Joelle was obviously the first but we followed that up with 10 other players. We’ve now got 11 players on contracts, which is about 50% of our squad. It’s massive for where we’re trying to go as a club.
Even last season we didn’t have any players on contracts, so to go from zero to half is huge. That’s a massive credit to the Board and Stewart McGuire - the work that he does is really important. It’s those people that deserve all the praise for getting that in place. It’s definitely a positive which is only going to go from strength to strength.
How are yourself, the coaches and the players feeling about the return to football?
Excited. We’ve got a meeting with the players to give them all the details about training. Everyone’s excited. It’s been a long time now.

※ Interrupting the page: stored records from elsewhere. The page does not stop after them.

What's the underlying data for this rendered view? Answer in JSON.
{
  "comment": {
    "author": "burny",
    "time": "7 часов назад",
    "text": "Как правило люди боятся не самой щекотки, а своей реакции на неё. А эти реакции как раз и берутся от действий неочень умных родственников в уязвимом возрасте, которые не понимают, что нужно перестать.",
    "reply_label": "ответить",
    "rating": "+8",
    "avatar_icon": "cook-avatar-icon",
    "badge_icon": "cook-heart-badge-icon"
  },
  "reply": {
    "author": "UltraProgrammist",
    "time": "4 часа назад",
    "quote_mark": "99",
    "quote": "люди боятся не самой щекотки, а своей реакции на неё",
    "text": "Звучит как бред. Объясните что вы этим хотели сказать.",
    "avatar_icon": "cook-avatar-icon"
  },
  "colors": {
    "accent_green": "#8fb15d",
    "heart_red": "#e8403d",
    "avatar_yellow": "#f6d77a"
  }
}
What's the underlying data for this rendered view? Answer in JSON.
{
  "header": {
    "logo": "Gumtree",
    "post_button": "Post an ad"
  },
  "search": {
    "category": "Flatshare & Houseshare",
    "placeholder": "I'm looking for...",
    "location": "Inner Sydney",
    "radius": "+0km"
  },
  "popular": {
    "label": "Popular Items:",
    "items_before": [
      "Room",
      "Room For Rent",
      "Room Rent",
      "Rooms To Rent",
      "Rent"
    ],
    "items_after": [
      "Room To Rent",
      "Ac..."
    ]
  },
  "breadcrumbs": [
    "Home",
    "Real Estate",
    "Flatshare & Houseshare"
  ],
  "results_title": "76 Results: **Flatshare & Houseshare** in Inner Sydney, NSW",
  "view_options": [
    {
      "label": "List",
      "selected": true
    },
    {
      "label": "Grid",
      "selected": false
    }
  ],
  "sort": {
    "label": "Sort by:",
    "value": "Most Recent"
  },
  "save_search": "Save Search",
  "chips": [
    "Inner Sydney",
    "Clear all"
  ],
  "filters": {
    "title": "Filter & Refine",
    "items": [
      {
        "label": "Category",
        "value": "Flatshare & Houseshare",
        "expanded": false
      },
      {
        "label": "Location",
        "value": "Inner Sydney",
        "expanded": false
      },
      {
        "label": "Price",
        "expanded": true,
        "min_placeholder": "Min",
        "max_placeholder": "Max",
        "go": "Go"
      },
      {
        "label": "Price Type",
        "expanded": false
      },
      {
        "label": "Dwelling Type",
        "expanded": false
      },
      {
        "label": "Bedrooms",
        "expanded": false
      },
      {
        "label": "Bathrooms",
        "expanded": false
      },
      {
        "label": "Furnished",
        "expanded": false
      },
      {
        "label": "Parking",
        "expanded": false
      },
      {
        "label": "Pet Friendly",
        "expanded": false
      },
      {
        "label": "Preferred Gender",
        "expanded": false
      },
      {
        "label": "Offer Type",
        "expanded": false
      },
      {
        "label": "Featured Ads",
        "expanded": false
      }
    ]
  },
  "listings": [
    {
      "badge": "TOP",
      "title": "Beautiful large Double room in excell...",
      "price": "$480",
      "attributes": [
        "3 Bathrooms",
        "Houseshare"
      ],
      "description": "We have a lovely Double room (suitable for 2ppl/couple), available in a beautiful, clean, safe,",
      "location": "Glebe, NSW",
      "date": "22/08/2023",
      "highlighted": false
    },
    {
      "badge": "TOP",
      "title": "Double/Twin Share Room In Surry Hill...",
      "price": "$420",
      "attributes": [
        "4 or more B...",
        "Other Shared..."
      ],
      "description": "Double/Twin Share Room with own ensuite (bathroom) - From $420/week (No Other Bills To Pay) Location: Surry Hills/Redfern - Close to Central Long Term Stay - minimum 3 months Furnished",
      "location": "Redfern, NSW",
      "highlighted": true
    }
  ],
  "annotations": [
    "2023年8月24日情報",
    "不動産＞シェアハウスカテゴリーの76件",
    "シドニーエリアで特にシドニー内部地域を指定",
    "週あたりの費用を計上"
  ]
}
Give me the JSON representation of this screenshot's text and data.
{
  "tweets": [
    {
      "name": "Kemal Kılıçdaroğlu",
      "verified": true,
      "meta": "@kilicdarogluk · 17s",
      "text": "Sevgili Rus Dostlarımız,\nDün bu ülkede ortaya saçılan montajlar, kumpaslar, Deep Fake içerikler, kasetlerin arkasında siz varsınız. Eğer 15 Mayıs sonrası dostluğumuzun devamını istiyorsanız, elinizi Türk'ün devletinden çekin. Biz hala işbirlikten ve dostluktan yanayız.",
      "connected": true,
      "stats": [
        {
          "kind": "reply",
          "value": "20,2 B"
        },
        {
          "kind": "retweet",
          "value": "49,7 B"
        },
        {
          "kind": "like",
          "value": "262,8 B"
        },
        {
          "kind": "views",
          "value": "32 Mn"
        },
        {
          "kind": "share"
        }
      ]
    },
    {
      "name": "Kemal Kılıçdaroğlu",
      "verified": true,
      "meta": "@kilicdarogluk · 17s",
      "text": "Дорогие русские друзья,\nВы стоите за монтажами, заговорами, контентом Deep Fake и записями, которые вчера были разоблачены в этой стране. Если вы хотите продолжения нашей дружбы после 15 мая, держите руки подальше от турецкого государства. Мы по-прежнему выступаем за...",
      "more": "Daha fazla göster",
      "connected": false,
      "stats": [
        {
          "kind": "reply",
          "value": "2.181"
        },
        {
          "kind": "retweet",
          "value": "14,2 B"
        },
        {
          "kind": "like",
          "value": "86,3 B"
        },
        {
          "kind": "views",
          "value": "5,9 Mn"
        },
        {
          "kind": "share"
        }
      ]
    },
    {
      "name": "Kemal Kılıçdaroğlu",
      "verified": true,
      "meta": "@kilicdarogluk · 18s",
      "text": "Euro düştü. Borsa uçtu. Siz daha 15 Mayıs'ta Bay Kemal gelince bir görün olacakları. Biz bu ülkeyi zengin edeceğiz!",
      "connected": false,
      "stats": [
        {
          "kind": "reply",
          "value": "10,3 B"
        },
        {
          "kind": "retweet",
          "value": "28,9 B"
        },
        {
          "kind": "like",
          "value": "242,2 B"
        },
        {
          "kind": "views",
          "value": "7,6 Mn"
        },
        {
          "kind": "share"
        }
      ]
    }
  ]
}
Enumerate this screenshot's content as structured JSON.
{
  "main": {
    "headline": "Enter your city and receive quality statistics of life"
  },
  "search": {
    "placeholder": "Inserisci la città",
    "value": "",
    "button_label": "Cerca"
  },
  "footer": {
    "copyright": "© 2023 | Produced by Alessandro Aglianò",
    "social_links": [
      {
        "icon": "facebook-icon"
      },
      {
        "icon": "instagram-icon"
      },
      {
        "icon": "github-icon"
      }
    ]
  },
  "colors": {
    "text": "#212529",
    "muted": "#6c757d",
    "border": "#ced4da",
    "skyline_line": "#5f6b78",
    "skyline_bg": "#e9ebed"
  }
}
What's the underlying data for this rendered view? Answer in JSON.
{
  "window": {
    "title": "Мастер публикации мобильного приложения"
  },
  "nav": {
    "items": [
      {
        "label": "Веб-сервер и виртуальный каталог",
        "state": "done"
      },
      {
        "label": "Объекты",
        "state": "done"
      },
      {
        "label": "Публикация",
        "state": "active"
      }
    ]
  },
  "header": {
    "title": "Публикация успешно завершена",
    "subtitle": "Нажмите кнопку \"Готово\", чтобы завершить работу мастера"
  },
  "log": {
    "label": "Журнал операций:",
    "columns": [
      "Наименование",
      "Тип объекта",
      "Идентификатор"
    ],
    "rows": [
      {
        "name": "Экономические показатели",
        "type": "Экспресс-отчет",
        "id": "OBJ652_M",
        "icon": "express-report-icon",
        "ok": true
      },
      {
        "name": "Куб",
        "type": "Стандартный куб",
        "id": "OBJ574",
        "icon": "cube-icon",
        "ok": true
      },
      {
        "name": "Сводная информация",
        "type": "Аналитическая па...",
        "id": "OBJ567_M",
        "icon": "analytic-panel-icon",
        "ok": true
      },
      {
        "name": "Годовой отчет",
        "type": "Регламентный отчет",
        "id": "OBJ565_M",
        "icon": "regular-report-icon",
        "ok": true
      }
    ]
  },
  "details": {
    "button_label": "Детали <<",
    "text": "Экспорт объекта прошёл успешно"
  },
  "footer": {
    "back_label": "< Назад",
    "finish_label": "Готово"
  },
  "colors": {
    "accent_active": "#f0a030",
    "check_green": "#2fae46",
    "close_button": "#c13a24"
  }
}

The players are athletes, sportspeople, they just want to be active and moving, especially in a team environment. When that’s something you’ve been involved in for so long, it’s hard to let that go.
The players have ‘lost’ half a year of their career so they’ll be eager to just be moving again and I’m sure my excitement will be shared among the squad.
Do you have any major learnings coming out of the football lockdown which you can share?
Don’t take it for granted any more. Whether it’s watching a game or going to a training session. Every single coach or player at some point in a season will have struggled to get motivated for a session but I’ll never feel like that again.
It’s taught me to appreciate what you do have and how privileged we are to actually be doing what we’re doing. Going forward, I’ll never moan about the rain again and just appreciate the environment we’re in.
Do you have a message for the Hibernian Women fans?
Thanks for your patience. I know they’re eager for more information to come out. At times there’s not a lot of information to put out. Hopefully as we get closer to a restart, there’ll be more to come out as the build-up to the season starts.
Hopefully we can get fans in by that point, but if not, they will be kept well up-to-date via social media with what’s going on, how the team’s progressing. We can’t wait to see them back at games supporting us.
That first game against Spartans, I thought the crowd was good, the atmosphere within the ground was good and we were keen to build on that. The way we won the game, it was kind of a cup final because if you win a game 1-0 in stoppage time you get a certain buzz from that. Everyone was so excited for the next game to come about.
We’ve lost that but hopefully they’ve still got their eagerness to come and we’d be grateful if they do.
Follow @hibernianwomen on Twitter to keep up with their return to football.